Additive manufacturing (AM), also known as professional or industrial 3D printing, is a relatively new industry in the larger manufacturing industry. Nevertheless, it has quickly reached commercial viability and is the most widely used of all manufacturing methods.
Up to now, additive manufacturing is an industry worth more than 7 billion dollars, which has been found in the production facilities of aerospace and automotive giants, military and hospitals, architectural and industrial design companies, workshops of small manufacturers, and laboratories of research institutions Home. And university.
No matter what industry you are in, compared to molding, milling, and joining, additive manufacturing is the manufacturing of products, parts, tools, and prototypes that are more efficient, lighter, more economical, more customized, and faster to produce. Good selection, engraving and molding, suitable for almost every industry.
Additive manufacturing also enables you to recycle manufactured products and parts from distant factories, overcome supply chain disruptions, eliminate inventory stocks that may never be used, and print on demand what you need now.
Let’s take a look at what additive manufacturing is, why governments and industries invest millions of dollars in it, and how it can help your business innovate and prosper.
Additive Manufacturing Pros and Cons
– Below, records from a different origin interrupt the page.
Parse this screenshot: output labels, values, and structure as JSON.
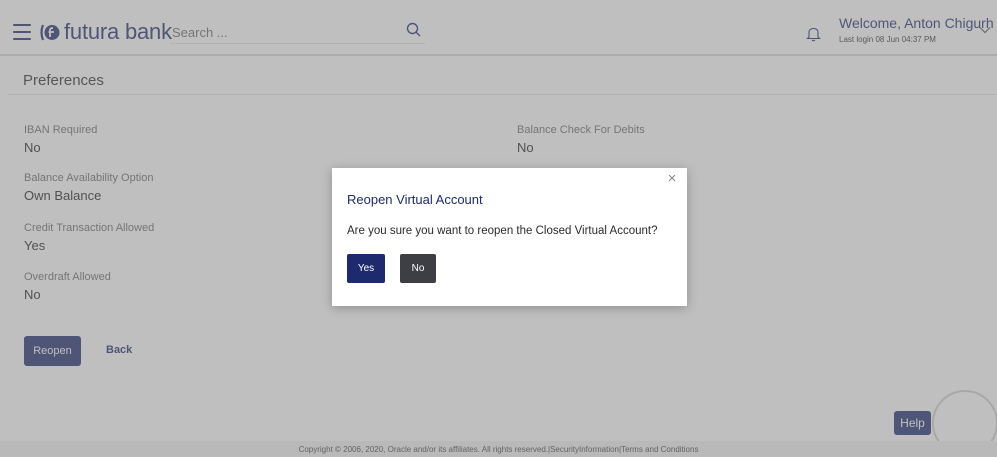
{
  "header": {
    "menu_icon": "hamburger-icon",
    "logo_icon": "futura-logo-icon",
    "logo_text": "futura bank",
    "search_placeholder": "Search ...",
    "search_icon": "search-icon",
    "notification_icon": "bell-icon",
    "welcome_text": "Welcome, Anton Chigurh",
    "last_login": "Last login 08 Jun 04:37 PM",
    "dropdown_icon": "chevron-down-icon"
  },
  "page": {
    "title": "Preferences",
    "fields": [
      {
        "label": "IBAN Required",
        "value": "No"
      },
      {
        "label": "Balance Check For Debits",
        "value": "No"
      },
      {
        "label": "Balance Availability Option",
        "value": "Own Balance"
      },
      {
        "label": "Credit Transaction Allowed",
        "value": "Yes"
      },
      {
        "label": "Overdraft Allowed",
        "value": "No"
      }
    ],
    "reopen_label": "Reopen",
    "back_label": "Back"
  },
  "help_label": "Help",
  "footer_text": "Copyright © 2006, 2020, Oracle and/or its affiliates. All rights reserved.|SecurityInformation|Terms and Conditions",
  "modal": {
    "close_icon": "close-icon",
    "title": "Reopen Virtual Account",
    "message": "Are you sure you want to reopen the Closed Virtual Account?",
    "yes_label": "Yes",
    "no_label": "No"
  },
  "colors": {
    "brand": "#1e2a6e",
    "secondary_button": "#3d3f44",
    "overlay": "#808080"
  }
}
Additive manufacturing is adding materials layer by layer until the desired shape is obtained, thereby effectively creating parts from nothing. It uses various techniques to do this. Some additive manufacturing methods extrude plastic from nozzles, some use light to cure liquid plastic in barrels, some use lasers to connect powder material particles into solid shapes, and there are many more methods. But what they have in common is that they “add” material layer by layer, rather than “subtract” material from a larger block.
Although the terms additive manufacturing and 3D printing are often used interchangeably, this is not entirely true. 3D printing is the main process step of additive manufacturing, but additive manufacturing covers more scope, from the initial part design to polishing and other processing steps. In other words, it covers all the processes required to make objects, not just 3D printing.
All AM technologies have the following advantages:
Make shapes that are difficult to make
Additive manufacturing can produce complex parts such as complex internal channels, grid-filled enclosed spaces, and strong interlocks.
Process environmental protection
Any excess material can be reused to make the next part. 3D printers can use post-consumer plastics as materials to make new products, and can use fewer raw materials to make products.
Eliminate part assembly
Through additive manufacturing, components can be printed in a single build, thereby eliminating time and labor, reducing errors in the assembly process, and can be 3D printed in one piece without fragile seams.
Economical unique customized products
Each product or part of additive manufacturing can be unique. It provides advantages for companies that rely on providing tailor-made products (such as customized sports equipment).
Low barriers to entry
Professional 3D printers start at about $10,000 and are largely automated, which allows a large number of companies that once relied on outsourcing to manufacture in-house. For example, industrial designers can now 3D print their own prototypes, and hospitals can now 3D print their own medical models.
Fast and economical spare parts and old parts
Additive manufacturing can quickly print any part of any shape, thereby eliminating this problem. For example, AM is widely used by armies of the world to ensure that old equipment can be on standby at any time.
Drawbacks of Additive Manufacturing
- Difficult to produce on a large scale;
- Most 3D printers have limited print size;
- Some technologies require a lot of post-processing.
Fortunately, additive manufacturing technology continues to evolve, and manufacturers and printer developers have proposed new solutions to these problems.
Industries that use additive manufacturing today
The aerospace industry relies on high-performance, light-weight part design; two things that AM is most suitable for delivery can help aerospace companies reduce part weight, improve mechanical performance, and reduce operating costs.
In this area, AM is fully utilized to manufacture lighter and more durable aircraft components for engines and passenger cabins.
With additive manufacturing, medical professionals can quickly and inexpensively produce customized, patient-specific solutions for implants, orthotics, and prostheses.
Cars also benefit from weight reduction, because weight reduction directly reduces fuel consumption. But AM also enables them to produce prototypes and final parts with complex geometries faster and cheaper.
AM has obvious advantages in rapid prototyping. After the designer proposes a new product concept, he can quickly reflect and print out the functional prototype, and be ready to launch the new product on the market in a short time. Reduce the development cycle.
3D printing construction methods are expected to build houses faster, cheaper, and more accurately with fewer people. Compared with most traditional building materials, their materials have a longer service life and higher strength.
Additive manufacturing materials
There are hundreds of materials for additive manufacturing, from metals to plastics to ceramics, and even food, wood, and biological materials. There are several materials specific to individual technologies, but there are few restrictions on the materials for 3D printing.
On Tianse, you can find links to each material, explaining them in detail
Post time: Oct-29-2021